Now that 85% of the games are played in landscape view on desktop and tablet computers in classrooms, the feasibility and appeal of an annotation feature make it our leading candidate for game extensions.
After students make their selection, real or fake, the game would highlight particularly informative words or phrases that would be annotated in the extra space to the left or right of the article (depending on whether the article was fake or real). We would modify the Factitious game platform to include an annotating tool to streamline the annotation process.
Factitious Learning/Assessment Hybrid Game
This feature would utilize the power of the Factitious game platform to easily create new game versions by constructing a hybrid learning/assessment game experience.
For example, the first two game levels would help students learn how to spot fake articles with the annotation feature and the hint button that shows the name of the website where the article appeared. Level 3; however, would then assess student’s newly developed media literacy skills by removing the hints and annotations. Levels 4 through 5 would again be “learning” levels followed by a second assessment in level 6.
Many teachers asked if the game could record and report the students’ performances in the game. Co-designer Bob Hone and Lead Developer Chas Brown have designed and constructed learning management systems (LMS) on other educational game projects but the limited budget for Factitious (<$45K for all versions including the game platform) have so far precluded the development of this valuable feature. In addition to providing a teacher interface to let them define a list of students in a class, the LMS would also need to protect the privacy of students and a process for archiving student records. These features are not technically difficult but they do require sufficient resources to produce.
Factitious Live! — Head-to-Head Competitive Play

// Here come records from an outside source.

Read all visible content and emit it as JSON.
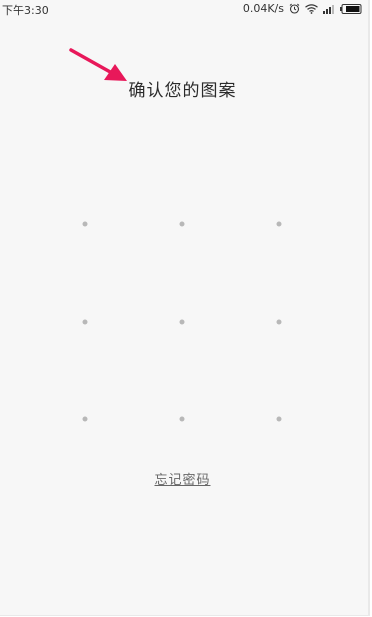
{
  "status_bar": {
    "time": "下午3:30",
    "network_speed": "0.04K/s",
    "icons": [
      "alarm-icon",
      "wifi-icon",
      "signal-icon",
      "battery-icon"
    ]
  },
  "lock_screen": {
    "title": "确认您的图案",
    "forgot_password": "忘记密码",
    "pattern_dots": 9
  },
  "colors": {
    "annotation_arrow": "#e8185a",
    "background": "#f7f7f7",
    "dot": "#b8b8b8"
  }
}
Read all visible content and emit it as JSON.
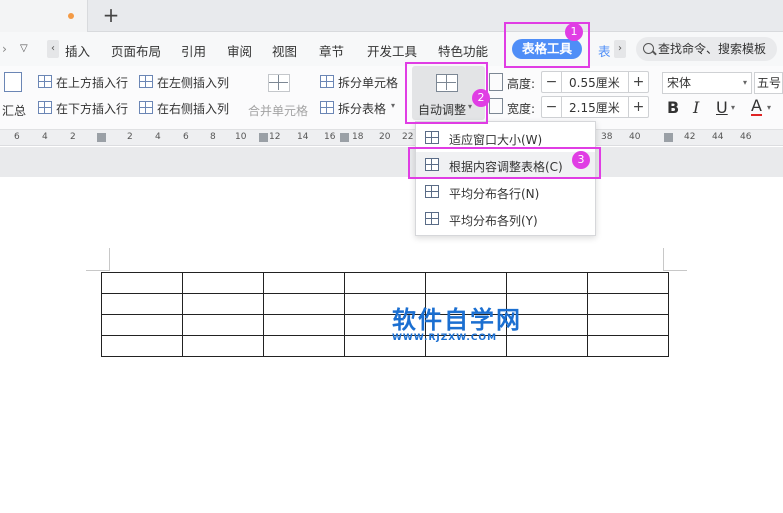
{
  "tabbar": {
    "new_tab_symbol": "+"
  },
  "menu": {
    "items": [
      "插入",
      "页面布局",
      "引用",
      "审阅",
      "视图",
      "章节",
      "开发工具",
      "特色功能"
    ],
    "active_tab": "表格工具",
    "next_tab_partial": "表",
    "search_placeholder": "查找命令、搜索模板",
    "accent_color": "#4f8ef7"
  },
  "ribbon": {
    "summary": "汇总",
    "insert_above": "在上方插入行",
    "insert_below": "在下方插入行",
    "insert_left": "在左侧插入列",
    "insert_right": "在右侧插入列",
    "merge_cells": "合并单元格",
    "split_cells": "拆分单元格",
    "split_table": "拆分表格",
    "auto_fit": "自动调整",
    "height_label": "高度:",
    "height_value": "0.55厘米",
    "width_label": "宽度:",
    "width_value": "2.15厘米",
    "font_name": "宋体",
    "font_size": "五号",
    "bold": "B",
    "italic": "I",
    "underline": "U",
    "font_color": "A"
  },
  "ruler": {
    "ticks": [
      "6",
      "4",
      "2",
      "2",
      "4",
      "6",
      "8",
      "10",
      "12",
      "14",
      "16",
      "18",
      "20",
      "22",
      "38",
      "40",
      "42",
      "44",
      "46"
    ]
  },
  "dropdown": {
    "items": [
      "适应窗口大小(W)",
      "根据内容调整表格(C)",
      "平均分布各行(N)",
      "平均分布各列(Y)"
    ]
  },
  "watermark": {
    "main": "软件自学网",
    "sub": "WWW.RJZXW.COM"
  },
  "annotations": {
    "badges": [
      "1",
      "2",
      "3"
    ],
    "color": "#e03de4"
  },
  "table": {
    "rows": 4,
    "cols": 7
  }
}
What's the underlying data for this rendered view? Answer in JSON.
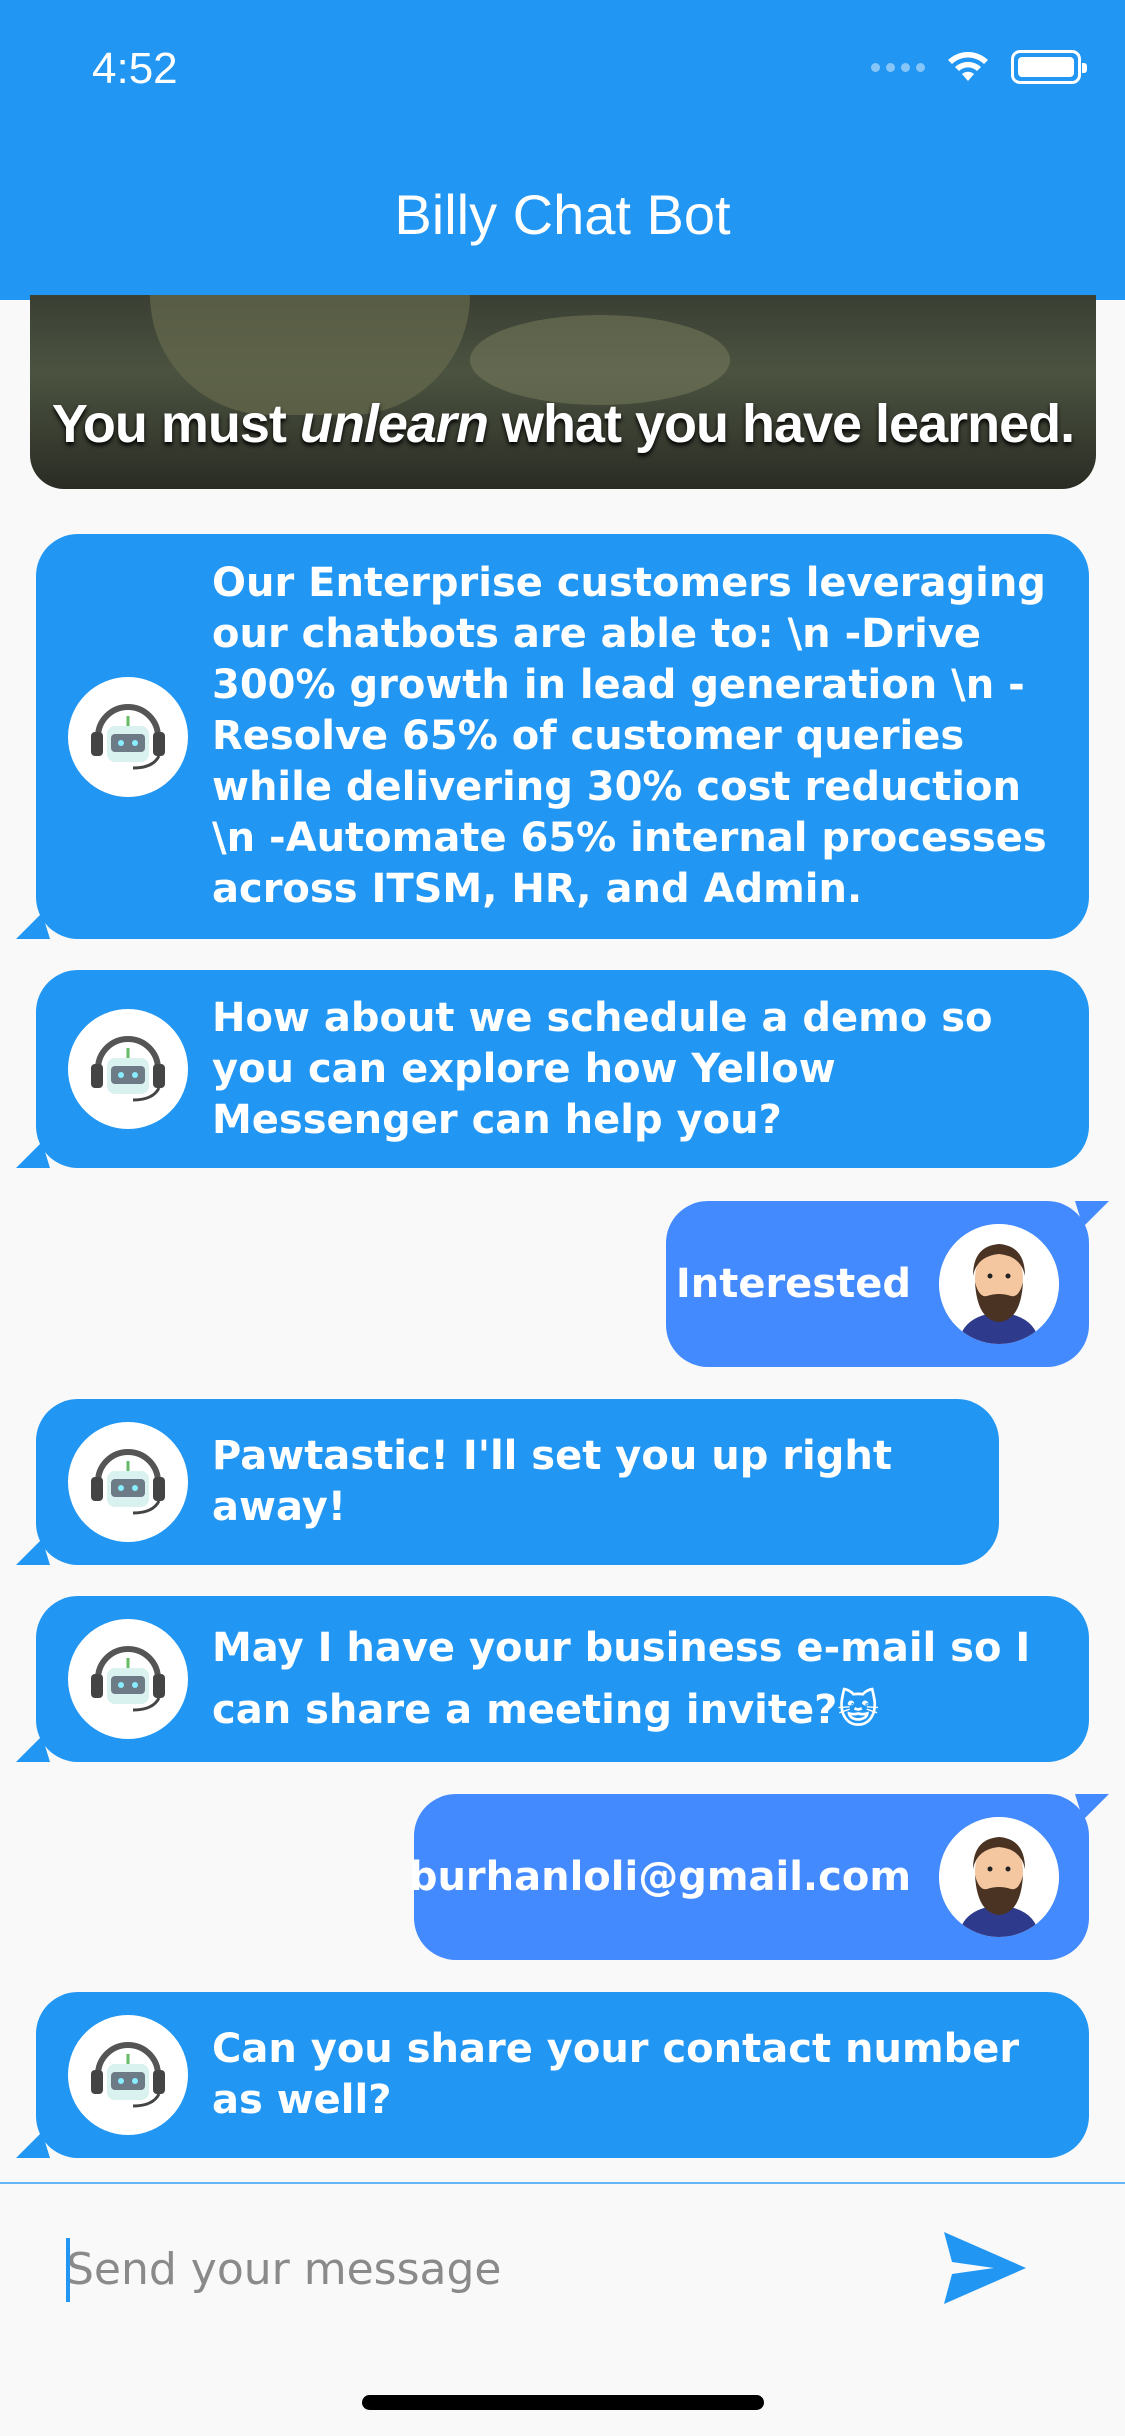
{
  "status_bar": {
    "time": "4:52"
  },
  "header": {
    "title": "Billy Chat Bot"
  },
  "gif": {
    "caption_before": "You must ",
    "caption_emph": "unlearn",
    "caption_after": " what you have learned."
  },
  "messages": [
    {
      "sender": "bot",
      "text": "Our Enterprise customers leveraging our chatbots are able to: \\n -Drive 300% growth in lead generation \\n -Resolve 65% of customer queries while delivering 30% cost reduction \\n -Automate 65% internal processes across ITSM, HR, and Admin."
    },
    {
      "sender": "bot",
      "text": "How about we schedule a demo so you can explore how Yellow Messenger can help you?"
    },
    {
      "sender": "user",
      "text": "Interested"
    },
    {
      "sender": "bot",
      "text": "Pawtastic! I'll set you up right away!"
    },
    {
      "sender": "bot",
      "text": "May I have your business e-mail so I can share a meeting invite?😺"
    },
    {
      "sender": "user",
      "text": "burhanloli@gmail.com"
    },
    {
      "sender": "bot",
      "text": "Can you share your contact number as well?"
    }
  ],
  "composer": {
    "placeholder": "Send your message"
  },
  "colors": {
    "header": "#2196f3",
    "bot_bubble": "#2196f3",
    "user_bubble": "#448aff"
  },
  "icons": {
    "send": "send-icon",
    "bot_avatar": "robot-headset-avatar",
    "user_avatar": "bearded-man-avatar"
  }
}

This appealing game extension, designed by Bob Hone in 2017, would allow players to compete in challenging, one-on-one, online matches with players of similar abilities. Similar to the popular Quiz Up game of 2014, players would receive a ranking based on their previous wins and losses against other ranked players using the popular and powerful ELO ranking algorithm. To support the broad age range of the target audience, players could be initially grouped by age and/or grade level (when used in schools) to foster appropriate competition. The game would also include an Open competition for all ages.
Foreign Language Versions
The Factitious game platform was designed from the start to support multiple languages (UTF-16). Currently, game “modders” can use the authoring version of the game platform to add articles to the game, in any language supported by UTF-16. This feature was tested and confirmed by Maggie Farley during her Factitious workshops in Cambodia during the summer of 2018 to display articles in Khmer script (the game also works with Chinese characters!). To fully support use of foreign languages and non-roman alphabets, the Factitious game platform would be extended with a “localization” feature that would allow Factitious modders to translate all instructional and feedback text into the local language.
We welcome any comments and suggestions you may have on how to extend Factitious and continue its evolution as a valued media literacy resource.